Low-intensity psychological treatments are generally for people with mild to moderate depression or anxiety. Mental health practitioners facilitate the patient to use structured self-help materials, sometimes involving the telephone or internet. Qualified psychological wellbeing practitioners can work within Improving Access to Psychological Therapies services, and receive 45 days of accredited training.

In contrast, high-intensity treatments are usually delivered face to face for an extended number of sessions by highly trained psychologists and therapists.

Behavioural activation (low or high intensity) encourages patients with depression to approach activities they may have been avoiding, through the development of goals and activity schedules.

Expert commentary

Depression in older people is common, overlooked and poorly treated. Further, older people are shamefully under-represented in Improving Access to Psychological Therapies, despite evidence that they have recovery rates that are better than those in younger patients.

Demonstration of the effectiveness of a low-intensity psychological intervention that offers faster recovery of low mood and anxiety symptoms than usual treatment in primary care is important and timely.

Collaborative care offers a cost-effective and scalable model that Improving Access to Psychological Therapies and GPs could begin to use immediately to improve outcomes in a population of unwell people with enormous recognised but unmet need. 

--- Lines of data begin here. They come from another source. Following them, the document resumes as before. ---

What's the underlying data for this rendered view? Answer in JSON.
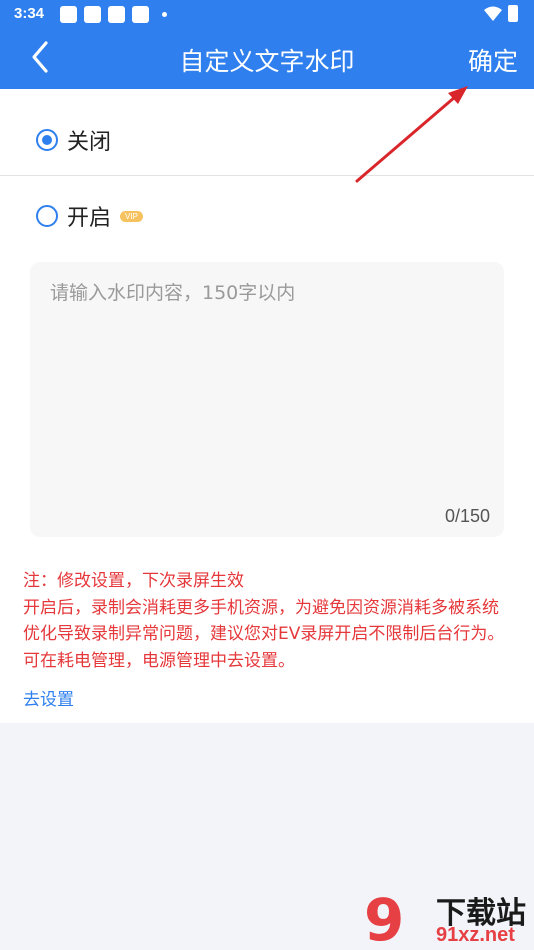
{
  "status_bar": {
    "time": "3:34"
  },
  "header": {
    "title": "自定义文字水印",
    "confirm_label": "确定"
  },
  "options": {
    "off_label": "关闭",
    "off_selected": true,
    "on_label": "开启",
    "on_selected": false,
    "vip_badge": "VIP"
  },
  "watermark_input": {
    "placeholder": "请输入水印内容，150字以内",
    "counter": "0/150"
  },
  "notice": {
    "line1": "注：修改设置，下次录屏生效",
    "line2": "开启后，录制会消耗更多手机资源，为避免因资源消耗多被系统优化导致录制异常问题，建议您对EV录屏开启不限制后台行为。可在耗电管理，电源管理中去设置。",
    "link": "去设置"
  },
  "site_watermark": {
    "logo_text": "9",
    "top": "下载站",
    "bottom": "91xz.net"
  },
  "colors": {
    "primary": "#2f80ee",
    "warning_text": "#e5383b",
    "annotation_arrow": "#d9262b"
  }
}
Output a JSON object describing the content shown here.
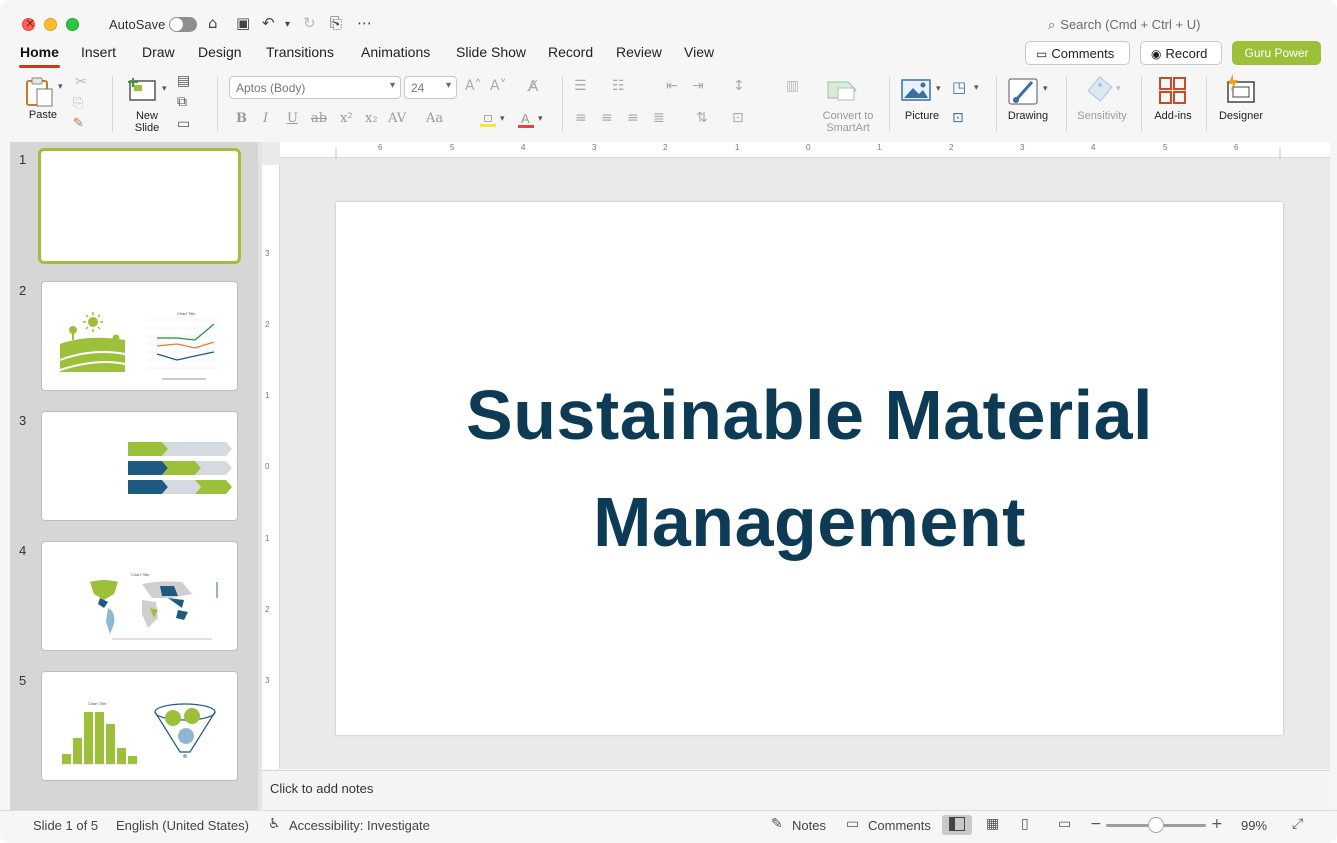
{
  "titlebar": {
    "autosave_label": "AutoSave",
    "search_placeholder": "Search (Cmd + Ctrl + U)",
    "icons": [
      "home-icon",
      "save-icon",
      "undo-icon",
      "redo-icon",
      "save-as-icon",
      "more-icon"
    ]
  },
  "tabs": [
    {
      "label": "Home",
      "active": true
    },
    {
      "label": "Insert"
    },
    {
      "label": "Draw"
    },
    {
      "label": "Design"
    },
    {
      "label": "Transitions"
    },
    {
      "label": "Animations"
    },
    {
      "label": "Slide Show"
    },
    {
      "label": "Record"
    },
    {
      "label": "Review"
    },
    {
      "label": "View"
    }
  ],
  "header_buttons": {
    "comments": "Comments",
    "record": "Record",
    "guru": "Guru Power"
  },
  "ribbon": {
    "paste": "Paste",
    "new_slide_1": "New",
    "new_slide_2": "Slide",
    "font_name": "Aptos (Body)",
    "font_size": "24",
    "convert_1": "Convert to",
    "convert_2": "SmartArt",
    "picture": "Picture",
    "drawing": "Drawing",
    "sensitivity": "Sensitivity",
    "addins": "Add-ins",
    "designer": "Designer",
    "format_buttons": [
      "B",
      "I",
      "U",
      "ab",
      "x²",
      "x₂",
      "AV",
      "Aa"
    ]
  },
  "ruler": {
    "horizontal": [
      "6",
      "5",
      "4",
      "3",
      "2",
      "1",
      "0",
      "1",
      "2",
      "3",
      "4",
      "5",
      "6"
    ],
    "vertical": [
      "3",
      "2",
      "1",
      "0",
      "1",
      "2",
      "3"
    ]
  },
  "thumbnails": [
    {
      "num": "1",
      "selected": true
    },
    {
      "num": "2",
      "chart_title": "Chart Title"
    },
    {
      "num": "3"
    },
    {
      "num": "4",
      "chart_title": "Chart Title"
    },
    {
      "num": "5",
      "chart_title": "Chart Title"
    }
  ],
  "slide": {
    "title_line1": "Sustainable Material",
    "title_line2": "Management",
    "title_color": "#0d3a55"
  },
  "notes": {
    "placeholder": "Click to add notes"
  },
  "status": {
    "slide_info": "Slide 1 of 5",
    "language": "English (United States)",
    "accessibility": "Accessibility: Investigate",
    "notes": "Notes",
    "comments": "Comments",
    "zoom": "99%"
  },
  "colors": {
    "accent_green": "#9dc03b",
    "dark_blue": "#1c5a7f",
    "tab_underline": "#c43e1c"
  }
}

Robert Howard, Professor of Old Age Psychiatry, University College London